> **WHAT YOU WILL DO**
The whole of the data is to be returned without a single change.

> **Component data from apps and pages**
----------

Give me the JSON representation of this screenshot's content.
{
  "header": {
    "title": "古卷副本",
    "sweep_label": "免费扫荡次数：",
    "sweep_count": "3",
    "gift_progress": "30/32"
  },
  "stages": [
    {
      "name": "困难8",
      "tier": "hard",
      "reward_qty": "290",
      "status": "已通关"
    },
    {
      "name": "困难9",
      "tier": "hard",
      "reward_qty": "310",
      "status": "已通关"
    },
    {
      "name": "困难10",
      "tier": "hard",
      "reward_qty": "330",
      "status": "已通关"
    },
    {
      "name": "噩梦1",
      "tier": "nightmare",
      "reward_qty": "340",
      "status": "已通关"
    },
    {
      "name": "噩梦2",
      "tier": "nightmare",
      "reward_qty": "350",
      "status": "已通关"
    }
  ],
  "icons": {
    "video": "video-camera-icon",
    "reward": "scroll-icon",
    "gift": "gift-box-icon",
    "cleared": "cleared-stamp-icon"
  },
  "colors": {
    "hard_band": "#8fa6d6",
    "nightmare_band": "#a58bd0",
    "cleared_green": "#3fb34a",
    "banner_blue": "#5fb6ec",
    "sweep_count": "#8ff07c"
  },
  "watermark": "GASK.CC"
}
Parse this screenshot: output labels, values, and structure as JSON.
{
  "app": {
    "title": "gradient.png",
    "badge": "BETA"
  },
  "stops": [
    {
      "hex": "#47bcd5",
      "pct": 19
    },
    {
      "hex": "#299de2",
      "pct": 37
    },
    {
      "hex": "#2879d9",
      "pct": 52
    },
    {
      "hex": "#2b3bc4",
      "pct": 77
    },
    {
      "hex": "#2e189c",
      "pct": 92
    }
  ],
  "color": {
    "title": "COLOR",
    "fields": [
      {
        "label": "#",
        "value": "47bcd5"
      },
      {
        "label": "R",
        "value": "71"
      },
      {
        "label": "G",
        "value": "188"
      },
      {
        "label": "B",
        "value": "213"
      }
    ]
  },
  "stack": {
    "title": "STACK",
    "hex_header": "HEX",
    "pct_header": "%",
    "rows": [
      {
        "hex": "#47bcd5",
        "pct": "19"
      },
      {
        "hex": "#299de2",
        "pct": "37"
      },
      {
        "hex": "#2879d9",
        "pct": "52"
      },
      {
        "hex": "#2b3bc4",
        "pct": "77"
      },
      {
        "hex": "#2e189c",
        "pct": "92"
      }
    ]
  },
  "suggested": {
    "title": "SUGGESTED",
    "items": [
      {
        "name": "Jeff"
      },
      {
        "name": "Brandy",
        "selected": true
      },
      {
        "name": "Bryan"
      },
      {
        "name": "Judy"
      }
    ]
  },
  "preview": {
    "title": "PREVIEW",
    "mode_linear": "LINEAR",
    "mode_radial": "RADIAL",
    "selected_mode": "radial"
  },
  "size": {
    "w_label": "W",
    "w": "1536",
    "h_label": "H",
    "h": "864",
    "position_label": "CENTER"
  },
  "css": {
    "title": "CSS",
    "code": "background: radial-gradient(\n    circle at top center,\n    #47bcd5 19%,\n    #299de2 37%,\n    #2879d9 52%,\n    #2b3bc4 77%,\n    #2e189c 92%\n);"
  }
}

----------

> **EXERCISE RESPONSE**
Give me the JSON representation of this screenshot's content.
{
  "header": {
    "title": "古卷副本",
    "sweep_label": "免费扫荡次数：",
    "sweep_count": "3",
    "gift_progress": "30/32"
  },
  "stages": [
    {
      "name": "困难8",
      "tier": "hard",
      "reward_qty": "290",
      "status": "已通关"
    },
    {
      "name": "困难9",
      "tier": "hard",
      "reward_qty": "310",
      "status": "已通关"
    },
    {
      "name": "困难10",
      "tier": "hard",
      "reward_qty": "330",
      "status": "已通关"
    },
    {
      "name": "噩梦1",
      "tier": "nightmare",
      "reward_qty": "340",
      "status": "已通关"
    },
    {
      "name": "噩梦2",
      "tier": "nightmare",
      "reward_qty": "350",
      "status": "已通关"
    }
  ],
  "icons": {
    "video": "video-camera-icon",
    "reward": "scroll-icon",
    "gift": "gift-box-icon",
    "cleared": "cleared-stamp-icon"
  },
  "colors": {
    "hard_band": "#8fa6d6",
    "nightmare_band": "#a58bd0",
    "cleared_green": "#3fb34a",
    "banner_blue": "#5fb6ec",
    "sweep_count": "#8ff07c"
  },
  "watermark": "GASK.CC"
}
Parse this screenshot: output labels, values, and structure as JSON.
{
  "app": {
    "title": "gradient.png",
    "badge": "BETA"
  },
  "stops": [
    {
      "hex": "#47bcd5",
      "pct": 19
    },
    {
      "hex": "#299de2",
      "pct": 37
    },
    {
      "hex": "#2879d9",
      "pct": 52
    },
    {
      "hex": "#2b3bc4",
      "pct": 77
    },
    {
      "hex": "#2e189c",
      "pct": 92
    }
  ],
  "color": {
    "title": "COLOR",
    "fields": [
      {
        "label": "#",
        "value": "47bcd5"
      },
      {
        "label": "R",
        "value": "71"
      },
      {
        "label": "G",
        "value": "188"
      },
      {
        "label": "B",
        "value": "213"
      }
    ]
  },
  "stack": {
    "title": "STACK",
    "hex_header": "HEX",
    "pct_header": "%",
    "rows": [
      {
        "hex": "#47bcd5",
        "pct": "19"
      },
      {
        "hex": "#299de2",
        "pct": "37"
      },
      {
        "hex": "#2879d9",
        "pct": "52"
      },
      {
        "hex": "#2b3bc4",
        "pct": "77"
      },
      {
        "hex": "#2e189c",
        "pct": "92"
      }
    ]
  },
  "suggested": {
    "title": "SUGGESTED",
    "items": [
      {
        "name": "Jeff"
      },
      {
        "name": "Brandy",
        "selected": true
      },
      {
        "name": "Bryan"
      },
      {
        "name": "Judy"
      }
    ]
  },
  "preview": {
    "title": "PREVIEW",
    "mode_linear": "LINEAR",
    "mode_radial": "RADIAL",
    "selected_mode": "radial"
  },
  "size": {
    "w_label": "W",
    "w": "1536",
    "h_label": "H",
    "h": "864",
    "position_label": "CENTER"
  },
  "css": {
    "title": "CSS",
    "code": "background: radial-gradient(\n    circle at top center,\n    #47bcd5 19%,\n    #299de2 37%,\n    #2879d9 52%,\n    #2b3bc4 77%,\n    #2e189c 92%\n);"
  }
}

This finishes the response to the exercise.